▶ _INSTRUCTIONS TO FOLLOW_:
Lines in which "大東寝具の夏市" appears should be pulled from the data below.

▶ _RECORDS SUPPLIED_:
'''
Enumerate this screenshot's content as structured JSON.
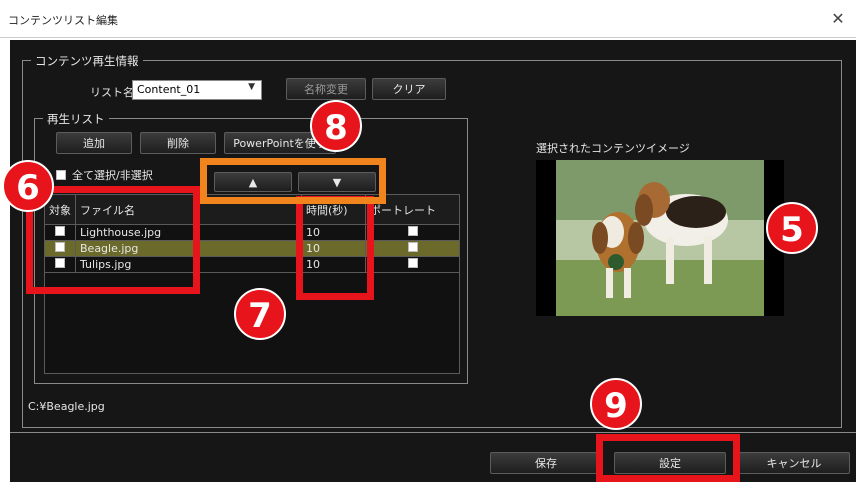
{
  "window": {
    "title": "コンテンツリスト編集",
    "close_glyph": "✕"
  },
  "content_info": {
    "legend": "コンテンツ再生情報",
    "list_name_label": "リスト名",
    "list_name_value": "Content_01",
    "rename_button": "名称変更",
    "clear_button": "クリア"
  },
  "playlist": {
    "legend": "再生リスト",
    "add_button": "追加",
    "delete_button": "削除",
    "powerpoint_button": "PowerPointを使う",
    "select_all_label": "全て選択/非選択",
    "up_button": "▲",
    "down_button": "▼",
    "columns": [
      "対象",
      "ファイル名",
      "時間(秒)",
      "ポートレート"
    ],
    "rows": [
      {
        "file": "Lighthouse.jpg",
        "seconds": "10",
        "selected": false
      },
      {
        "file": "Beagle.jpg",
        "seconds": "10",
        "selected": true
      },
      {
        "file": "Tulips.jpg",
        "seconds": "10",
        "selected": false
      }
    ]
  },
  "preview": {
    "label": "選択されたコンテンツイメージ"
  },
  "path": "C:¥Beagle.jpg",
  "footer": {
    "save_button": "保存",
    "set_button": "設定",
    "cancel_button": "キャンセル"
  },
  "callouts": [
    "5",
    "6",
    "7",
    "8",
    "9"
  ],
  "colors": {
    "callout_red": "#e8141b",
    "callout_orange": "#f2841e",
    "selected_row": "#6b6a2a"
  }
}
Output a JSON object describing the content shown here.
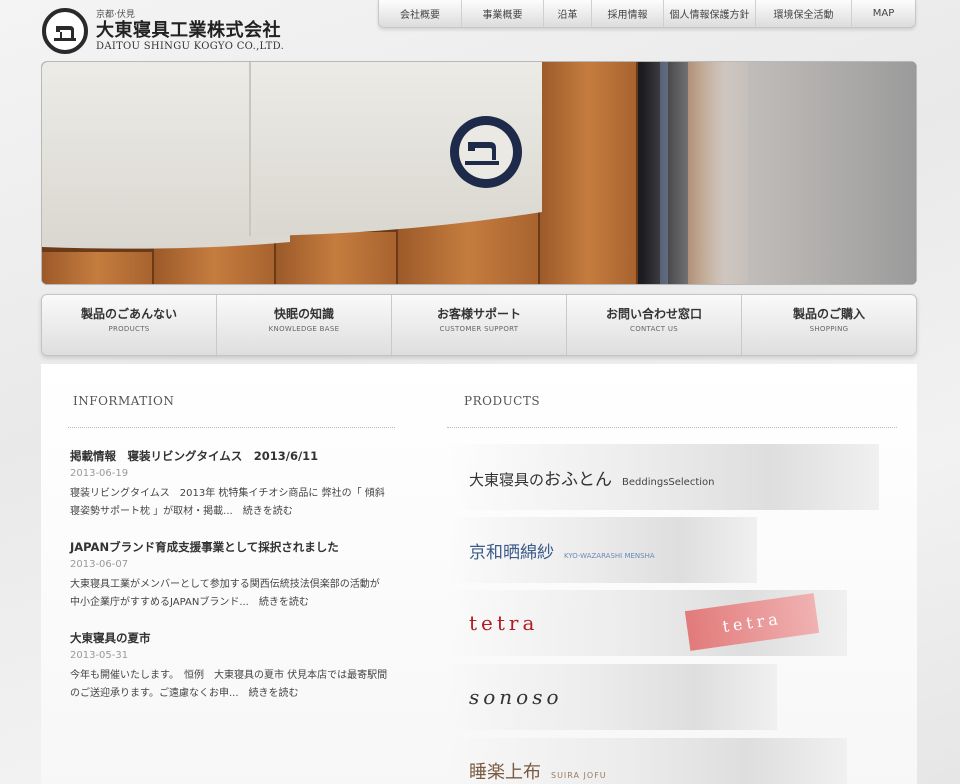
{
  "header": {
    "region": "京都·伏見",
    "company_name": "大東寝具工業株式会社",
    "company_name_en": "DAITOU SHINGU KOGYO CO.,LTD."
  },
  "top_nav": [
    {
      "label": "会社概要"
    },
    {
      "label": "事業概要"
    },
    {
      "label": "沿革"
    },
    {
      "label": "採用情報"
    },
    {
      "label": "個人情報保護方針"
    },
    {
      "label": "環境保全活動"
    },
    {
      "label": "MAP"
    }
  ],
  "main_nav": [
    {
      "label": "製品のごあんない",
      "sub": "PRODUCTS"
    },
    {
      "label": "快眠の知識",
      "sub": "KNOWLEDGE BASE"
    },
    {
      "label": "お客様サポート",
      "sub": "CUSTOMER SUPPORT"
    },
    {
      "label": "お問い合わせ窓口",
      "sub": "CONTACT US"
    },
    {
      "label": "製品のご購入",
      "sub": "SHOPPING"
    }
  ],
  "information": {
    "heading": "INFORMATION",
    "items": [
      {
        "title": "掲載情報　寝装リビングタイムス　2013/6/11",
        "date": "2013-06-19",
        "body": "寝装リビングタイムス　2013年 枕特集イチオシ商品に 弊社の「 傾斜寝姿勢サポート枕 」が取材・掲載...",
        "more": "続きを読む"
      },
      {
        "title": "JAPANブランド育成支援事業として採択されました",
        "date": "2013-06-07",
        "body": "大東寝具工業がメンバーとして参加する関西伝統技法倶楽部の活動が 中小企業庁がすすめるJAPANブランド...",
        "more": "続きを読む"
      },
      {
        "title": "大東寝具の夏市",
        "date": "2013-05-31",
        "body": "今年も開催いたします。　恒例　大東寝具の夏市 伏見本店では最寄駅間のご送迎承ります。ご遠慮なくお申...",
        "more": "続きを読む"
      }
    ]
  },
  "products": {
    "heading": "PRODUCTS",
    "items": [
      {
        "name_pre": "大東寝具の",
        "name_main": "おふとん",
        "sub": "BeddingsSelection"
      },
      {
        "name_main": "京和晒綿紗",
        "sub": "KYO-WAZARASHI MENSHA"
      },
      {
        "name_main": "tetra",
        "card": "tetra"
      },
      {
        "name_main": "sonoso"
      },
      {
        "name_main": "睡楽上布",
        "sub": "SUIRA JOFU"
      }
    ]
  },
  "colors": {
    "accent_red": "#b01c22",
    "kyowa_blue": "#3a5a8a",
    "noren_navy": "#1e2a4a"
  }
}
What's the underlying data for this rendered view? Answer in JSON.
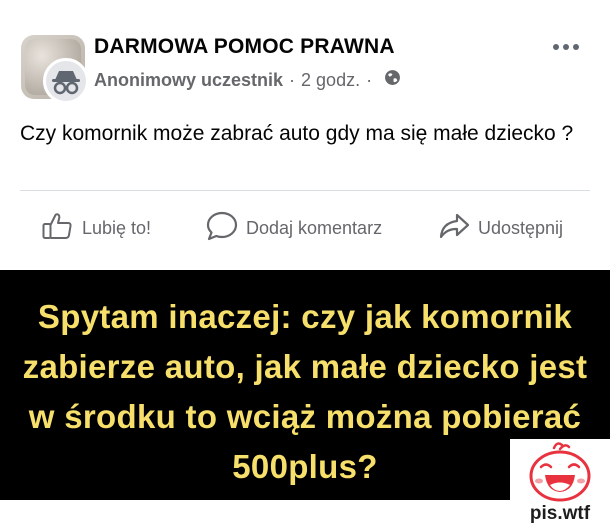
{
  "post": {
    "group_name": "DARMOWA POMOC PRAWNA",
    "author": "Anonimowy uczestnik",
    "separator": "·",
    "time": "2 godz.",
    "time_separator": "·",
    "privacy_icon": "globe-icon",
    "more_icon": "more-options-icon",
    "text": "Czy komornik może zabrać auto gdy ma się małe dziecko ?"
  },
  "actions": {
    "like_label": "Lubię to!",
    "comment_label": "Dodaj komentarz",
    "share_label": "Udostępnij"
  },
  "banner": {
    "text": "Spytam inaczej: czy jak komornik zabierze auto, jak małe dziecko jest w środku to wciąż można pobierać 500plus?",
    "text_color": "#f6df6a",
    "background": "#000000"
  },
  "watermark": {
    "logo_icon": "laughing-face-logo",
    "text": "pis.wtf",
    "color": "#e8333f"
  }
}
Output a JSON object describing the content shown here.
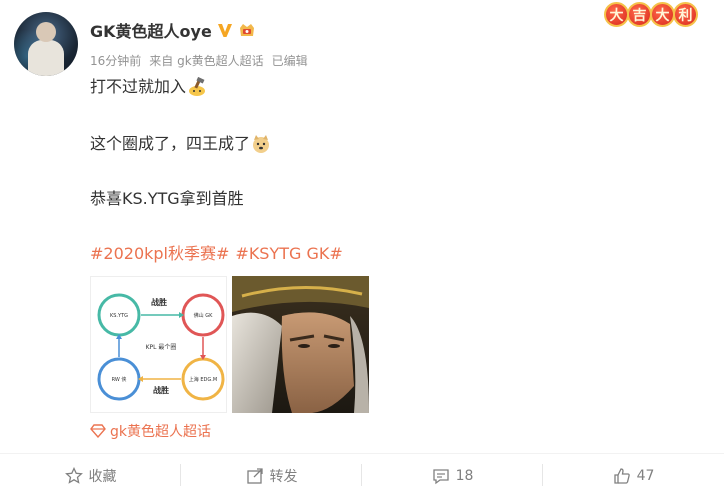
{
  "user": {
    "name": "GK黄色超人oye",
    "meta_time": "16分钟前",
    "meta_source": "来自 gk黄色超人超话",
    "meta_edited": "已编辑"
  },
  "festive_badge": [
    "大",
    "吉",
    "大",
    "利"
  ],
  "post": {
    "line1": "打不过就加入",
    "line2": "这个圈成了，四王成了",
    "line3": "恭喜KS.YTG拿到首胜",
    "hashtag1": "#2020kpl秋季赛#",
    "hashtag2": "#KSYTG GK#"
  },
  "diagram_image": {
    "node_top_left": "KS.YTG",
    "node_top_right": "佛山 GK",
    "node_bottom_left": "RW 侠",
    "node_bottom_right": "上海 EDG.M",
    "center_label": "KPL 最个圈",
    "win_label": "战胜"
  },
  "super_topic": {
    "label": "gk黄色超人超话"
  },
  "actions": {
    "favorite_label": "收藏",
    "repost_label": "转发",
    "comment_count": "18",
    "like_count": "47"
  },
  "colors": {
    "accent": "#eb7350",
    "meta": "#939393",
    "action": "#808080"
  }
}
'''
▶ _ANSWER TO THIS EXERCISE_:
        "title": "大東寝具の夏市",
        "body": "今年も開催いたします。　恒例　大東寝具の夏市 伏見本店では最寄駅間のご送迎承ります。ご遠慮なくお申...",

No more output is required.